by Richard Crockett
The result of the first two races is one all Kiwi fans will tell you was ‘on the cards’. It was the perfect start to this event, especially as the Kiwis. Emirates Team New Zealand, had and extra 2-odd knots boat speed at all times – and boat speed is what this sport and competition is all about.
Jimmy Spithall looked crestfallen at the end of the second race, maybe even shocked as it was not a result he and Oracle Team USA (OTUSA) supporters were expecting. I just wonder if Jimmy Spithall is not too ‘cocksure’ after he reversed an 8 – 1 deficit in the last finals in San Francisco? He has every right to be cocksure, as he was part of the team who engineered the biggest comeback I sport – ever. But coming from a team with endless funding and the very best of everything, plus being put on a pedestal as possibly ‘one of the greatest America’s Cup sailors ever’ may well have gone to his head. Despite all this he no right to underestimate the Kiwi’s and has done so with dire consequences so far. But it is early days yet and time will reveal whether the Kiwis will go all the way and win.
There are many out there, especially those close to the event, who view a Kiwi victory as disastrous for the future of the America’s Cup. This may be due to the protocols signed by all teams except the Kiwis which state that the show will go on irrespective, with the Louis Vuitton World Series and the America’s Cup finals again in two years time.
The Kiwis are known to want to take the event back to its roots, which means changes, as well as strict nationality rules.
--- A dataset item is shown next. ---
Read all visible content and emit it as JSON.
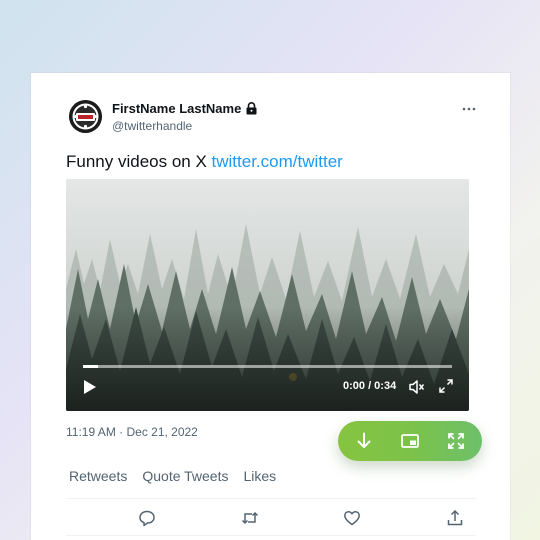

The Kiwis are the ONLY team with a full compliment of crew from New Zealand.
But back to the racing. The Kiwis looked cool, calm and collected, and were sailing fast and smart. They had one blip in race 2 when they were out of phase with the wind and let OTUSA come back at them. But a poor tack by OTUSA saw the Kiwis speed off to an unassailable lead.
As Oracle Team USA sailor-turned-commentator Joey Newton put it, grudgingly, but with a tinge of admiration in his voice, “It’s hard to argue that they’re slow.”
Emirates Team New Zealand Skipper Glenn Ashby was quick to highlight they had plenty to improve and work on over the next 10 days if the team are to be ultimately successful.
“It was such a tricky day for both teams, we made a few human errors with our boat handling that we need to work on and address.” said Ashby. “These guys are only going to get stronger, so we need to also. This is not going to be anything less that a huge battle we are expecting.”
Perhaps the unexpected strength today was the superb starting by Emirates Team New Zealand twice getting the better of rival Jimmy Spithill.
It was the start which set up victory in race one, Emirates Team New Zealand driving Spithill over the line early with Oracle penalised. Helmsman Peter Burling then compounded the penalty by further slowing down the American boat before foiling away to build a huge lead.
But the light winds also made for very tricky conditions which produced a heart-stopping moment for the Kiwis when they ran out of breeze and sank off the foils with the finish in sight.
As the Americans charged in the Kiwi boat gradually recovered, rising out of the water and sprinting to the line for a 30 second win. Burling, though, far from satisfied.
“There are so many things we can work on and improve on,” he said. “But we’re really happy to win with so many errors around the race track and really happy with the speed.”
For race two Emirates Team New Zealand again led around mark one.
The margin blew out once more and at one stage Emirates Team New Zealand were ahead by 1 minute & 35 seconds, only to see the Americans find pressure and storm back to close within three seconds at mark five.
With the cyclors working overtime to produce more oil pressure the Kiwi’s were able to pull off a series of manoeuvrers which allowed them to hold its slender lead. The Americans then had a bad gybe which sat them in the water, while the Kiwi boat lifted away again to win by 1 minute & 28 seconds.
Skipper Glenn Ashby praised the work of the cyclors: ”It was a massive effort on the hydro. The shifty, puffy conditions meant huge movements of the dagger-boards and wing. We never stopped trimming and the boys got an absolute flogging.”
The team will now be reviewing their performance to try and iron out mistakes, both skipper and helmsman saying they’d got plenty to ponder after today.
“We’re under no illusions that we’ve got a lot of hard work going forward,” said Burling.” And we’re under no illusions the other guys are not going to give us a break.”
Having started the day on minus one, Emirates Team New Zealand are one up in the first to seven series. There are two more races scheduled for tomorrow with similar light conditions forecast.
“We had our opportunities,” said skipper Jimmy Spithill. “But the bottom line is they made fewer mistakes today than we did and that was the difference.
“I thought Tommy and the boys did a great job of getting us back into it both times. It’s just a shame we couldn’t pull it off.
“We’ll have a good debrief tonight, make some adjustments and come back stronger tomorrow.”
“In this breeze, it’s difficult to draw conclusions on boat speed… Clearly we weren’t sailing at our best but we also had our opportunities. In both races there were some chances. But these guys (Team New Zealand), at the end of the day, made fewer mistakes” said Spithall.